* TASK
Across the data below, how many lines have the word "user" in them? Respond with the number alone.

————————

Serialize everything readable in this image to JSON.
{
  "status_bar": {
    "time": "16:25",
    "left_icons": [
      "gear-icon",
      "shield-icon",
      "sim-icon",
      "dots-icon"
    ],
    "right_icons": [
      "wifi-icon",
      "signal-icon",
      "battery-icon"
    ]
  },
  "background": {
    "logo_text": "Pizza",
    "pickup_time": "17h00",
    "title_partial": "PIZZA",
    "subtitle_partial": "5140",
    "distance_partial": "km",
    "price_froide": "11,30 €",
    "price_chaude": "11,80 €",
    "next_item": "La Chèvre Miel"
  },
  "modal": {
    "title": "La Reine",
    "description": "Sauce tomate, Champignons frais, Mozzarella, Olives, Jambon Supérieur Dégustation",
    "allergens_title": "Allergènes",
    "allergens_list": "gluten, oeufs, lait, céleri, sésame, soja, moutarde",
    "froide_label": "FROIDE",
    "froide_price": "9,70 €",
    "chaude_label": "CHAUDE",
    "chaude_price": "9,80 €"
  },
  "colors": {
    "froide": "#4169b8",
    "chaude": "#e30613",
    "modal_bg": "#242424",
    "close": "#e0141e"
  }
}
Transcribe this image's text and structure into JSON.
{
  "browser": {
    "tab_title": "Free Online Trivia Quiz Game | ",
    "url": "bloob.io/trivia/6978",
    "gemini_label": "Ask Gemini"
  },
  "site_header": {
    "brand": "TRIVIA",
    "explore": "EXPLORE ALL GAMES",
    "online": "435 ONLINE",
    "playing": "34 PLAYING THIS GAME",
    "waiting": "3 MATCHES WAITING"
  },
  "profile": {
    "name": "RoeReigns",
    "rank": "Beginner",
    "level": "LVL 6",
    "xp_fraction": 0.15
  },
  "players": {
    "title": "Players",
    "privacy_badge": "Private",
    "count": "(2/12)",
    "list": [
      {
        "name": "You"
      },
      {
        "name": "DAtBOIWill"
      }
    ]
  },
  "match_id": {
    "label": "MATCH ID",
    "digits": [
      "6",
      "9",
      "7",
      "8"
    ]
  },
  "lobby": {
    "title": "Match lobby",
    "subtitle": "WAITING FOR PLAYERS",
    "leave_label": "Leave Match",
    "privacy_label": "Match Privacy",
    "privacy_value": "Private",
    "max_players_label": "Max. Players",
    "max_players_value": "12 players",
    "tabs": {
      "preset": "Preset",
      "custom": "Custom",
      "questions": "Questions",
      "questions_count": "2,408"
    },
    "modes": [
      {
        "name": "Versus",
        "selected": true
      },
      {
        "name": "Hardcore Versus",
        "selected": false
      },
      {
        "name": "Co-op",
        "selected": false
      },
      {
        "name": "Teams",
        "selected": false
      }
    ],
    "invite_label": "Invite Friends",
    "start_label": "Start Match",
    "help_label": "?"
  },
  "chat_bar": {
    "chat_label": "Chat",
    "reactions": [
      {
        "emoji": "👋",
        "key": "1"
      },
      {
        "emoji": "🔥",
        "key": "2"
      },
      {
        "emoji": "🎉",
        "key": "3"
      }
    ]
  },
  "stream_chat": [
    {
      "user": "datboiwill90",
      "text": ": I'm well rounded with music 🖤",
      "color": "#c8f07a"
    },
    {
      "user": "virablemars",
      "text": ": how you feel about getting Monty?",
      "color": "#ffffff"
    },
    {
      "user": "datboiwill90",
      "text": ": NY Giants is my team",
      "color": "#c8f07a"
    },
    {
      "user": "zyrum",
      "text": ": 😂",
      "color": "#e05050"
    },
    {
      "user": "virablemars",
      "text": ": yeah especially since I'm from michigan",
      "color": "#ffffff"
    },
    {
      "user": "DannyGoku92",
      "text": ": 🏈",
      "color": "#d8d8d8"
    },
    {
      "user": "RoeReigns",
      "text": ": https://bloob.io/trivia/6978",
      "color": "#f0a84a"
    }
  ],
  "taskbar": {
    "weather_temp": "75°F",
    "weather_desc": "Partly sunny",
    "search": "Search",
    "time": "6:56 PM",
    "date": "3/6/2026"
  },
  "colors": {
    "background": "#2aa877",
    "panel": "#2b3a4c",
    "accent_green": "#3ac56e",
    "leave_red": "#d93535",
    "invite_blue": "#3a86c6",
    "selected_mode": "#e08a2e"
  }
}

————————

* COMPLETED TASK
7